An accurate, complete copy of the records below is required.
○ ○ ○ ○ ○ ○ ○
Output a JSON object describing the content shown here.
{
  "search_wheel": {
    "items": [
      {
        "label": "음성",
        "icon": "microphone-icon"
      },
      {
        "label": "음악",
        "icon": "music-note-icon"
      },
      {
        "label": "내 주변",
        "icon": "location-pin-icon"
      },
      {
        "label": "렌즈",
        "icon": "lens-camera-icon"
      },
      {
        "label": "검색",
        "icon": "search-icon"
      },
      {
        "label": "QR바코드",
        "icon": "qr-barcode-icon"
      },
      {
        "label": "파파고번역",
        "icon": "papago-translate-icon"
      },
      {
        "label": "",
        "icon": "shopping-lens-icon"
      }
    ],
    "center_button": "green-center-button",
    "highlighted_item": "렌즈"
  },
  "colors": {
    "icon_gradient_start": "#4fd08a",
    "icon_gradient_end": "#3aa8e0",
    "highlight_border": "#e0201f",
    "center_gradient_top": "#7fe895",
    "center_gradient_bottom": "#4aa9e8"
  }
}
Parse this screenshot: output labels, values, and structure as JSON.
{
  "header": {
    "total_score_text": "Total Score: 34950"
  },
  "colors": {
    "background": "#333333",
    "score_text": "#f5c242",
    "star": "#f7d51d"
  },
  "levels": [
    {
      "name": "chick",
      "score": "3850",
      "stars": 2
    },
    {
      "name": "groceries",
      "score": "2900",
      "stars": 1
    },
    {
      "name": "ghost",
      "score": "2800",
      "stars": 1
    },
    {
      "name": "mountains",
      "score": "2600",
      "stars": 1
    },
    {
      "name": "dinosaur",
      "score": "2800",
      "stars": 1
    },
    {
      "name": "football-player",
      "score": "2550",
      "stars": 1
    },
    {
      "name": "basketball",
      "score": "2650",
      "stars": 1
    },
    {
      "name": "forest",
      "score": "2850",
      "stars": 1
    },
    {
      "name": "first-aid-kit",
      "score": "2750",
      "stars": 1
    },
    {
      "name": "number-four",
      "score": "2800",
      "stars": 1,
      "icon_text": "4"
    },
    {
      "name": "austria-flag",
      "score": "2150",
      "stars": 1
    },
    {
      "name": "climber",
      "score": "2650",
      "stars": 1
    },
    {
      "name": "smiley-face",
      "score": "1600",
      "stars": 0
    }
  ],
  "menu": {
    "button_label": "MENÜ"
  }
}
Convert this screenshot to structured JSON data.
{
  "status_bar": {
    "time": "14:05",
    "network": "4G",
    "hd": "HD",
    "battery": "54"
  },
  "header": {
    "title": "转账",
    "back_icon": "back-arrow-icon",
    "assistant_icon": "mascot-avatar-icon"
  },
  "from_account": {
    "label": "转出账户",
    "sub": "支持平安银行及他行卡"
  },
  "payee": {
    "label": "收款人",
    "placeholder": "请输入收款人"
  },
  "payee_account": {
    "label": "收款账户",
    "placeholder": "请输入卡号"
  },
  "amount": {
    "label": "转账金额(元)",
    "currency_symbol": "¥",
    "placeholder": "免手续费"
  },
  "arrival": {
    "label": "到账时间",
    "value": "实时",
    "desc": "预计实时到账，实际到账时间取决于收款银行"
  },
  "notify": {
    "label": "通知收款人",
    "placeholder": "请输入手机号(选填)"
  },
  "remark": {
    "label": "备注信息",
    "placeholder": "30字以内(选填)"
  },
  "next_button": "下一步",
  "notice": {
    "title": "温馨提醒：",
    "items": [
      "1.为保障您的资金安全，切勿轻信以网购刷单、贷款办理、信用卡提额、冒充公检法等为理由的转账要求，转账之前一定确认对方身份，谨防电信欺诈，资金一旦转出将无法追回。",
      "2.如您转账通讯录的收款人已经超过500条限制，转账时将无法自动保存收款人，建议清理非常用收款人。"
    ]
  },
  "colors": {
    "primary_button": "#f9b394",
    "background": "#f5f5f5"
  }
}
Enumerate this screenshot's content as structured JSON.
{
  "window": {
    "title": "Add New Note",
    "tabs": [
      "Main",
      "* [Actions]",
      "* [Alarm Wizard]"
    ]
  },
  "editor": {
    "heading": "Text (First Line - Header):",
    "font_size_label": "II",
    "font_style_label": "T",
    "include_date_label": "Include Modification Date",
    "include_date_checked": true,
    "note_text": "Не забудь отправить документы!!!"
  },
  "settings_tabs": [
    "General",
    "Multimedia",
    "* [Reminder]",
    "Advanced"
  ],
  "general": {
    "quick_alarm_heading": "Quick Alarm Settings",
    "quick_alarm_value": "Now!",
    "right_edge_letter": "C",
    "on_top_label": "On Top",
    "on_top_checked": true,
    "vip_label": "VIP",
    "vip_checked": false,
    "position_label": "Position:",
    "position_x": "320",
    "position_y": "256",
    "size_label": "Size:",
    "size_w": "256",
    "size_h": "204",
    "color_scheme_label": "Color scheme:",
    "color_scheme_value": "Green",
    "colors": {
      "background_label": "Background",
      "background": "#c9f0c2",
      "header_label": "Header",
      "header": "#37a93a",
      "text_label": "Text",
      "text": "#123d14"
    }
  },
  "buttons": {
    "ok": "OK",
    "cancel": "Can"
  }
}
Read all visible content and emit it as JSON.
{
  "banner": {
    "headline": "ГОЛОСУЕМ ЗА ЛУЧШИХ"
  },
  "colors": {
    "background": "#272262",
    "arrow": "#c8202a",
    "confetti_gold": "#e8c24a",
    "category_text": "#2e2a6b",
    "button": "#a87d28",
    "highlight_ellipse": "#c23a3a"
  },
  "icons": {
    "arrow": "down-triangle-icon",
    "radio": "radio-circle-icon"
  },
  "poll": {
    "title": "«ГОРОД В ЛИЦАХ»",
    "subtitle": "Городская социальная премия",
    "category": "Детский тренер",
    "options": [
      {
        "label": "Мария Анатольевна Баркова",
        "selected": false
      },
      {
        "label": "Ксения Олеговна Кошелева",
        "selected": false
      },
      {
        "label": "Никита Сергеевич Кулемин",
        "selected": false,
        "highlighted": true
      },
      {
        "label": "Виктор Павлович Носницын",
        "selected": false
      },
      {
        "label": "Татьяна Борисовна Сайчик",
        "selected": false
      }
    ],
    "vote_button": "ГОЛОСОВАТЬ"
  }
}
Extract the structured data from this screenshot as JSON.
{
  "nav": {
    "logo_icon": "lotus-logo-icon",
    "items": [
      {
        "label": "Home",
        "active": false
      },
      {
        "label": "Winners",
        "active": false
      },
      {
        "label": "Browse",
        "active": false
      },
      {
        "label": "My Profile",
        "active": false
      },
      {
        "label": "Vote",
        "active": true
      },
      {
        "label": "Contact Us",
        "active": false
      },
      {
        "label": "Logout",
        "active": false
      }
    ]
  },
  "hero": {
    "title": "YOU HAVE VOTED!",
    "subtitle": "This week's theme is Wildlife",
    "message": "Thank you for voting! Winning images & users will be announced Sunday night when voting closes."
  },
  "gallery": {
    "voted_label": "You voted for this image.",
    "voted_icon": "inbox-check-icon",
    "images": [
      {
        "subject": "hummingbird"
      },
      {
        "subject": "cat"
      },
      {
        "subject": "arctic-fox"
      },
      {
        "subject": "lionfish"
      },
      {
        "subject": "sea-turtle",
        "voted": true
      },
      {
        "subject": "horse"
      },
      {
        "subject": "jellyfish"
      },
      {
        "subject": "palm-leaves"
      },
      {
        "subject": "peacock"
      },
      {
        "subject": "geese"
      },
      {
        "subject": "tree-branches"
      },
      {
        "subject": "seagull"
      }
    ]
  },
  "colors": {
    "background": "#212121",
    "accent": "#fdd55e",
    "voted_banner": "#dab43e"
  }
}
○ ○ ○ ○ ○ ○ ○
**Exercise solution:**
Output a JSON object describing the content shown here.
{
  "search_wheel": {
    "items": [
      {
        "label": "음성",
        "icon": "microphone-icon"
      },
      {
        "label": "음악",
        "icon": "music-note-icon"
      },
      {
        "label": "내 주변",
        "icon": "location-pin-icon"
      },
      {
        "label": "렌즈",
        "icon": "lens-camera-icon"
      },
      {
        "label": "검색",
        "icon": "search-icon"
      },
      {
        "label": "QR바코드",
        "icon": "qr-barcode-icon"
      },
      {
        "label": "파파고번역",
        "icon": "papago-translate-icon"
      },
      {
        "label": "",
        "icon": "shopping-lens-icon"
      }
    ],
    "center_button": "green-center-button",
    "highlighted_item": "렌즈"
  },
  "colors": {
    "icon_gradient_start": "#4fd08a",
    "icon_gradient_end": "#3aa8e0",
    "highlight_border": "#e0201f",
    "center_gradient_top": "#7fe895",
    "center_gradient_bottom": "#4aa9e8"
  }
}
Parse this screenshot: output labels, values, and structure as JSON.
{
  "header": {
    "total_score_text": "Total Score: 34950"
  },
  "colors": {
    "background": "#333333",
    "score_text": "#f5c242",
    "star": "#f7d51d"
  },
  "levels": [
    {
      "name": "chick",
      "score": "3850",
      "stars": 2
    },
    {
      "name": "groceries",
      "score": "2900",
      "stars": 1
    },
    {
      "name": "ghost",
      "score": "2800",
      "stars": 1
    },
    {
      "name": "mountains",
      "score": "2600",
      "stars": 1
    },
    {
      "name": "dinosaur",
      "score": "2800",
      "stars": 1
    },
    {
      "name": "football-player",
      "score": "2550",
      "stars": 1
    },
    {
      "name": "basketball",
      "score": "2650",
      "stars": 1
    },
    {
      "name": "forest",
      "score": "2850",
      "stars": 1
    },
    {
      "name": "first-aid-kit",
      "score": "2750",
      "stars": 1
    },
    {
      "name": "number-four",
      "score": "2800",
      "stars": 1,
      "icon_text": "4"
    },
    {
      "name": "austria-flag",
      "score": "2150",
      "stars": 1
    },
    {
      "name": "climber",
      "score": "2650",
      "stars": 1
    },
    {
      "name": "smiley-face",
      "score": "1600",
      "stars": 0
    }
  ],
  "menu": {
    "button_label": "MENÜ"
  }
}
Convert this screenshot to structured JSON data.
{
  "status_bar": {
    "time": "14:05",
    "network": "4G",
    "hd": "HD",
    "battery": "54"
  },
  "header": {
    "title": "转账",
    "back_icon": "back-arrow-icon",
    "assistant_icon": "mascot-avatar-icon"
  },
  "from_account": {
    "label": "转出账户",
    "sub": "支持平安银行及他行卡"
  },
  "payee": {
    "label": "收款人",
    "placeholder": "请输入收款人"
  },
  "payee_account": {
    "label": "收款账户",
    "placeholder": "请输入卡号"
  },
  "amount": {
    "label": "转账金额(元)",
    "currency_symbol": "¥",
    "placeholder": "免手续费"
  },
  "arrival": {
    "label": "到账时间",
    "value": "实时",
    "desc": "预计实时到账，实际到账时间取决于收款银行"
  },
  "notify": {
    "label": "通知收款人",
    "placeholder": "请输入手机号(选填)"
  },
  "remark": {
    "label": "备注信息",
    "placeholder": "30字以内(选填)"
  },
  "next_button": "下一步",
  "notice": {
    "title": "温馨提醒：",
    "items": [
      "1.为保障您的资金安全，切勿轻信以网购刷单、贷款办理、信用卡提额、冒充公检法等为理由的转账要求，转账之前一定确认对方身份，谨防电信欺诈，资金一旦转出将无法追回。",
      "2.如您转账通讯录的收款人已经超过500条限制，转账时将无法自动保存收款人，建议清理非常用收款人。"
    ]
  },
  "colors": {
    "primary_button": "#f9b394",
    "background": "#f5f5f5"
  }
}
Enumerate this screenshot's content as structured JSON.
{
  "window": {
    "title": "Add New Note",
    "tabs": [
      "Main",
      "* [Actions]",
      "* [Alarm Wizard]"
    ]
  },
  "editor": {
    "heading": "Text (First Line - Header):",
    "font_size_label": "II",
    "font_style_label": "T",
    "include_date_label": "Include Modification Date",
    "include_date_checked": true,
    "note_text": "Не забудь отправить документы!!!"
  },
  "settings_tabs": [
    "General",
    "Multimedia",
    "* [Reminder]",
    "Advanced"
  ],
  "general": {
    "quick_alarm_heading": "Quick Alarm Settings",
    "quick_alarm_value": "Now!",
    "right_edge_letter": "C",
    "on_top_label": "On Top",
    "on_top_checked": true,
    "vip_label": "VIP",
    "vip_checked": false,
    "position_label": "Position:",
    "position_x": "320",
    "position_y": "256",
    "size_label": "Size:",
    "size_w": "256",
    "size_h": "204",
    "color_scheme_label": "Color scheme:",
    "color_scheme_value": "Green",
    "colors": {
      "background_label": "Background",
      "background": "#c9f0c2",
      "header_label": "Header",
      "header": "#37a93a",
      "text_label": "Text",
      "text": "#123d14"
    }
  },
  "buttons": {
    "ok": "OK",
    "cancel": "Can"
  }
}
Read all visible content and emit it as JSON.
{
  "banner": {
    "headline": "ГОЛОСУЕМ ЗА ЛУЧШИХ"
  },
  "colors": {
    "background": "#272262",
    "arrow": "#c8202a",
    "confetti_gold": "#e8c24a",
    "category_text": "#2e2a6b",
    "button": "#a87d28",
    "highlight_ellipse": "#c23a3a"
  },
  "icons": {
    "arrow": "down-triangle-icon",
    "radio": "radio-circle-icon"
  },
  "poll": {
    "title": "«ГОРОД В ЛИЦАХ»",
    "subtitle": "Городская социальная премия",
    "category": "Детский тренер",
    "options": [
      {
        "label": "Мария Анатольевна Баркова",
        "selected": false
      },
      {
        "label": "Ксения Олеговна Кошелева",
        "selected": false
      },
      {
        "label": "Никита Сергеевич Кулемин",
        "selected": false,
        "highlighted": true
      },
      {
        "label": "Виктор Павлович Носницын",
        "selected": false
      },
      {
        "label": "Татьяна Борисовна Сайчик",
        "selected": false
      }
    ],
    "vote_button": "ГОЛОСОВАТЬ"
  }
}
Extract the structured data from this screenshot as JSON.
{
  "nav": {
    "logo_icon": "lotus-logo-icon",
    "items": [
      {
        "label": "Home",
        "active": false
      },
      {
        "label": "Winners",
        "active": false
      },
      {
        "label": "Browse",
        "active": false
      },
      {
        "label": "My Profile",
        "active": false
      },
      {
        "label": "Vote",
        "active": true
      },
      {
        "label": "Contact Us",
        "active": false
      },
      {
        "label": "Logout",
        "active": false
      }
    ]
  },
  "hero": {
    "title": "YOU HAVE VOTED!",
    "subtitle": "This week's theme is Wildlife",
    "message": "Thank you for voting! Winning images & users will be announced Sunday night when voting closes."
  },
  "gallery": {
    "voted_label": "You voted for this image.",
    "voted_icon": "inbox-check-icon",
    "images": [
      {
        "subject": "hummingbird"
      },
      {
        "subject": "cat"
      },
      {
        "subject": "arctic-fox"
      },
      {
        "subject": "lionfish"
      },
      {
        "subject": "sea-turtle",
        "voted": true
      },
      {
        "subject": "horse"
      },
      {
        "subject": "jellyfish"
      },
      {
        "subject": "palm-leaves"
      },
      {
        "subject": "peacock"
      },
      {
        "subject": "geese"
      },
      {
        "subject": "tree-branches"
      },
      {
        "subject": "seagull"
      }
    ]
  },
  "colors": {
    "background": "#212121",
    "accent": "#fdd55e",
    "voted_banner": "#dab43e"
  }
}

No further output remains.